Web Link KQED: California U.C. and CSU Systems to Explore MOOCs in Spring 2013
The San Francisco based KQED-FM weekday morning radio talk show, Forum, of Thursday January 17, 2013 (13.01.17) discussed for the hour California's new investment in experimental online education. This is a link to the overview web page about that show. The web page contains a link to the MP3 download and to the "audio stream" of the program.
The subject matter experts, emailers and callers who speak in this Forum discussion present many excellent "pros" and "cons" about these experimental online courses. They are worth your listening too!
The strategy to begin online college education this Spring 2013 was announced by California Governor Jerry Brown Jr. at the University of California Regents meeting in Berkeley the previous day, Wednesday, January 16, 2013. Governor Brown and others "sold" the online learning experiment as essential one in this time of continued economic crisis in California and the nation.
The purpose of deploying online learning at the college level in Spring 2013 and subsequent semesters in part is to bring affordable entry-level for-credit college education to the poor and under privileged in California, who because of rising tuition and fees could not possibly qualify for entry to or afford the costs of college courses or even community college college-preparation courses they would have to attend on-campus. For example in Spring semester 2013, San Jose State University plans to offer 3 college-preparation courses online using the UDacity MOOC system developed at Stanford University. SJSU will limit class sizes to 300 people. In case everything goes wrong this smaller MOOC class size should allow SJSU faculty and administrators to more easily "unravel" the resulting "mess" in computerized academic records. SJSU also will charge a very low-cost tuition of $150 per semester to each online student, a price partly covering the costs of operating the online classes! Those who successfully complete the online courses receive college credit.
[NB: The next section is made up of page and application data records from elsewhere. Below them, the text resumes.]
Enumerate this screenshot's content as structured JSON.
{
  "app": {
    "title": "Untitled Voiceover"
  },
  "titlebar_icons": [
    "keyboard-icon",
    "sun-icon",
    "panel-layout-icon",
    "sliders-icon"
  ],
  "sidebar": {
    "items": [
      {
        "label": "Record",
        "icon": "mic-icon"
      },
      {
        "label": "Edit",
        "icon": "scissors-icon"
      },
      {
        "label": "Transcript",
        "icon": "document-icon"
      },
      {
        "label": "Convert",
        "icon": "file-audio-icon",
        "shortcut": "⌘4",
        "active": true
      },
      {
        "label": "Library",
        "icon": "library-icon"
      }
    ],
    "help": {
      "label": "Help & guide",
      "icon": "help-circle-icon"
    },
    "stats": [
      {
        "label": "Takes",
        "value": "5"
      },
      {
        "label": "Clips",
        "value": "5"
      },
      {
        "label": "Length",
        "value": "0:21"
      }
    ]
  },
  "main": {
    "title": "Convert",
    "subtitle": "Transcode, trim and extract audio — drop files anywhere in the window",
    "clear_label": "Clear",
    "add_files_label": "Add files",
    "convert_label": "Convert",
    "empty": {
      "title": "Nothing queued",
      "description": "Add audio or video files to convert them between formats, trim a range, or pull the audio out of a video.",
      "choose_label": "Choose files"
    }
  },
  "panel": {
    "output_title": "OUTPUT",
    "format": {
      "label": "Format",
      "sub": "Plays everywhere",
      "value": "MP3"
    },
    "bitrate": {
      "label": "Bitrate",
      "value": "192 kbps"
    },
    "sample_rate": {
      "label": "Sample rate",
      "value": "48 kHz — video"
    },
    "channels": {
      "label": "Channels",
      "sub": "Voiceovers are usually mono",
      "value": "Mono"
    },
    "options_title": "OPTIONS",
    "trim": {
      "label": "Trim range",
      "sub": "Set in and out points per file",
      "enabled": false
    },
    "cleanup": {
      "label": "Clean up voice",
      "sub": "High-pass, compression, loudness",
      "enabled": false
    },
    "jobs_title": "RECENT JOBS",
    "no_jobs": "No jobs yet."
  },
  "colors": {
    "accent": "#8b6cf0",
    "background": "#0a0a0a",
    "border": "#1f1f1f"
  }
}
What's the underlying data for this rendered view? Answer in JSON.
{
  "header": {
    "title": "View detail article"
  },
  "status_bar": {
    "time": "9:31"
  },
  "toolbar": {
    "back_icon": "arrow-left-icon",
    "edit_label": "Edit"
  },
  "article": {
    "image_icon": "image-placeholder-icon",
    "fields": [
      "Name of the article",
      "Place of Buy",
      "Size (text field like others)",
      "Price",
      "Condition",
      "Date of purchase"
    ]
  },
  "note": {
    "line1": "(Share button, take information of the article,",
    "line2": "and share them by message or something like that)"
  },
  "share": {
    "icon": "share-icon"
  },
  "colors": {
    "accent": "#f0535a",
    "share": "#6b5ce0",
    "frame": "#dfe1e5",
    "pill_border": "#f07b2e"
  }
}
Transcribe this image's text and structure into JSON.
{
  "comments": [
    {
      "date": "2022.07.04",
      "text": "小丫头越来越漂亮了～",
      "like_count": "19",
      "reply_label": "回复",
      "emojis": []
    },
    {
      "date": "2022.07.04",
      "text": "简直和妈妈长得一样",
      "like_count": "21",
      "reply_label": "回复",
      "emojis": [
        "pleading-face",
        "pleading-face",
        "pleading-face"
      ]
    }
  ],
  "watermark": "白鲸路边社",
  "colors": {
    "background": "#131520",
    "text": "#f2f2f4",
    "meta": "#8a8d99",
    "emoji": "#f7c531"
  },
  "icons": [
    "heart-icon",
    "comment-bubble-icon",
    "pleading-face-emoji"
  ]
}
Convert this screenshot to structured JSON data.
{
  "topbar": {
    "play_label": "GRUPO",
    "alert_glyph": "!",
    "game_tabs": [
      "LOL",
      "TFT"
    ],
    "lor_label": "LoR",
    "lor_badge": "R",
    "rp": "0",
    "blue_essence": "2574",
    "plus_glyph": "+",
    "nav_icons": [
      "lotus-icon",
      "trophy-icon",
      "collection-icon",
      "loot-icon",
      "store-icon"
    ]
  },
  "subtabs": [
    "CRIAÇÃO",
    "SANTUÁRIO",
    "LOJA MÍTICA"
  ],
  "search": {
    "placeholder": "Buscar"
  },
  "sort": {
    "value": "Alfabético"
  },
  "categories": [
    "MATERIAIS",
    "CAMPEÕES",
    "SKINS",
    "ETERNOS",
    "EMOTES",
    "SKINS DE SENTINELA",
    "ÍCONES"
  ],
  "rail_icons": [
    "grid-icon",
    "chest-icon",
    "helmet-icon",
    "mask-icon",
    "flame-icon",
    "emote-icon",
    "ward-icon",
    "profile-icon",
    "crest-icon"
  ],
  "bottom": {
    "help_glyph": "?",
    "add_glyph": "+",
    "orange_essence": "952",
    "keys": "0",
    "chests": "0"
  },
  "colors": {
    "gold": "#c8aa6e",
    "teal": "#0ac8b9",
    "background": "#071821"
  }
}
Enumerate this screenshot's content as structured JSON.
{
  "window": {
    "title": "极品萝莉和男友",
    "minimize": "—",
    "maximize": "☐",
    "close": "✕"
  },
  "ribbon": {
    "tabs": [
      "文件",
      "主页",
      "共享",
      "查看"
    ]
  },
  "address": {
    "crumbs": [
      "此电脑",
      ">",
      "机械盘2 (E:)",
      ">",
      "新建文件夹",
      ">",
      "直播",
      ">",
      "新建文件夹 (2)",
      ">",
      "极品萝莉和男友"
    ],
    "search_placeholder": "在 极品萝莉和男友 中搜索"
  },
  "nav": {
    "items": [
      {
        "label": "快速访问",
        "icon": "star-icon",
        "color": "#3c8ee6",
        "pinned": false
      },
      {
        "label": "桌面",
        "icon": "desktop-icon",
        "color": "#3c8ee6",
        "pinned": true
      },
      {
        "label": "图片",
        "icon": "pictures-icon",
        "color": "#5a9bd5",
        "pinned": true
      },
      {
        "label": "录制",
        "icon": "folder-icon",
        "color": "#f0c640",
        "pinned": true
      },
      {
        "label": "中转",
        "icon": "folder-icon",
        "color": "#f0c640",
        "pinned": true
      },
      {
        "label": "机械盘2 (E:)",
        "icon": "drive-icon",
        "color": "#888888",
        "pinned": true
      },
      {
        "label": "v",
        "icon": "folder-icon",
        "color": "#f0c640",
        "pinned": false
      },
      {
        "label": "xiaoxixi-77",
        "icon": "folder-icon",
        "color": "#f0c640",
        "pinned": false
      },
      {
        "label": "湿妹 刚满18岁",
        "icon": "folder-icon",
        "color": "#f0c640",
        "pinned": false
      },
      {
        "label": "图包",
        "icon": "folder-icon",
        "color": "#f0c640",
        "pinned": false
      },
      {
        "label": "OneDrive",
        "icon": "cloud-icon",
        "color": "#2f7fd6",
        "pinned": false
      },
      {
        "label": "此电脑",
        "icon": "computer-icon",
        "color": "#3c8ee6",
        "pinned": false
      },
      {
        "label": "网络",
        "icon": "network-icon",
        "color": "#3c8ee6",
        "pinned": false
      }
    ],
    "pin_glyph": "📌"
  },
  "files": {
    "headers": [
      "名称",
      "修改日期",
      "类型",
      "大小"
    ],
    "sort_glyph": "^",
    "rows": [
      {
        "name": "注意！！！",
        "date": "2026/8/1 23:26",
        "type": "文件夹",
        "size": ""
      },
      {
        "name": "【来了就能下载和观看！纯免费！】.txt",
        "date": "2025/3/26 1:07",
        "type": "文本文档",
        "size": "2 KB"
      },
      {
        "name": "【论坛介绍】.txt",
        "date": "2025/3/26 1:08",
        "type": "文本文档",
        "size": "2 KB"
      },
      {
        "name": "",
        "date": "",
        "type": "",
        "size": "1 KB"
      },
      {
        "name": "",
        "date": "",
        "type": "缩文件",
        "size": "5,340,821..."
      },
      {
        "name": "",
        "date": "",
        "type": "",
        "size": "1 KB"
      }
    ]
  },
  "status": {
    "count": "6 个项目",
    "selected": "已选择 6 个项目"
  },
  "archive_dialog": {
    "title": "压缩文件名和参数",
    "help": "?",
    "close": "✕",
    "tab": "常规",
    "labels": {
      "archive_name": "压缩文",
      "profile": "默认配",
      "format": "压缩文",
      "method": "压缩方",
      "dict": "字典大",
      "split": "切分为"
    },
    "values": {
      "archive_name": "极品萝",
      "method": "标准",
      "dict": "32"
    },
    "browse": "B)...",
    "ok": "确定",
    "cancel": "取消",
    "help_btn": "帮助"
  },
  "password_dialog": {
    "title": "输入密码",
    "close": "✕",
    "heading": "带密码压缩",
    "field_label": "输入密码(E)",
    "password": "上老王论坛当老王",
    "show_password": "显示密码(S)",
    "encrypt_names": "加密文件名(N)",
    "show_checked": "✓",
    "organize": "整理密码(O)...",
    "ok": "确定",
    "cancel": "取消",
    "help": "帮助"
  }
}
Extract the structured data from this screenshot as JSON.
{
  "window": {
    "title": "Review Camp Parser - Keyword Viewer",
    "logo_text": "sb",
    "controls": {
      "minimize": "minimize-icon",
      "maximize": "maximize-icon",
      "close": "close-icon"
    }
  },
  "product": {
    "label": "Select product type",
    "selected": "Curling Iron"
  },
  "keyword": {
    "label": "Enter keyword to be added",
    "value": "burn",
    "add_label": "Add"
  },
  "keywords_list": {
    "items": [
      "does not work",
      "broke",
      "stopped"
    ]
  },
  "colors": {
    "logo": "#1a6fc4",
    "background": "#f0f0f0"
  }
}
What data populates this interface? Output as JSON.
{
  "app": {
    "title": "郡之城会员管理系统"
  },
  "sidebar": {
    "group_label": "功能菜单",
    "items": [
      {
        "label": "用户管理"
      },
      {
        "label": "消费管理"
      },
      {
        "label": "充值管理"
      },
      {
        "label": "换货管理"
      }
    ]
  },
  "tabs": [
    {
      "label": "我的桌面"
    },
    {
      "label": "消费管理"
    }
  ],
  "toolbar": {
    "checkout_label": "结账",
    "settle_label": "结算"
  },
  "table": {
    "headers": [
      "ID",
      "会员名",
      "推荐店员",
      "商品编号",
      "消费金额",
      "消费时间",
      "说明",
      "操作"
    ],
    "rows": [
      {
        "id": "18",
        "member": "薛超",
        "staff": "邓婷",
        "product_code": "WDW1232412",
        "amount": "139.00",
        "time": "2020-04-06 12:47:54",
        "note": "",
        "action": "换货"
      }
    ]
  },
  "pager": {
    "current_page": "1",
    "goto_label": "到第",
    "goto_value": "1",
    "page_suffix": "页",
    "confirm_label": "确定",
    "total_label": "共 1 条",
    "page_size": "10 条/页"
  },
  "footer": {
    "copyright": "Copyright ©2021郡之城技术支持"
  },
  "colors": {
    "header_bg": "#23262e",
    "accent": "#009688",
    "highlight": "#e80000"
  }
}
In the future, MOOCs of this kind are also expected to provide "pre-study" of the material in a more advanced course, possibly better preparing the "less than superior" and un-experienced college student to become prepared to take the course a second time, at the pace of the rest of the class, and complete it successfully for credit.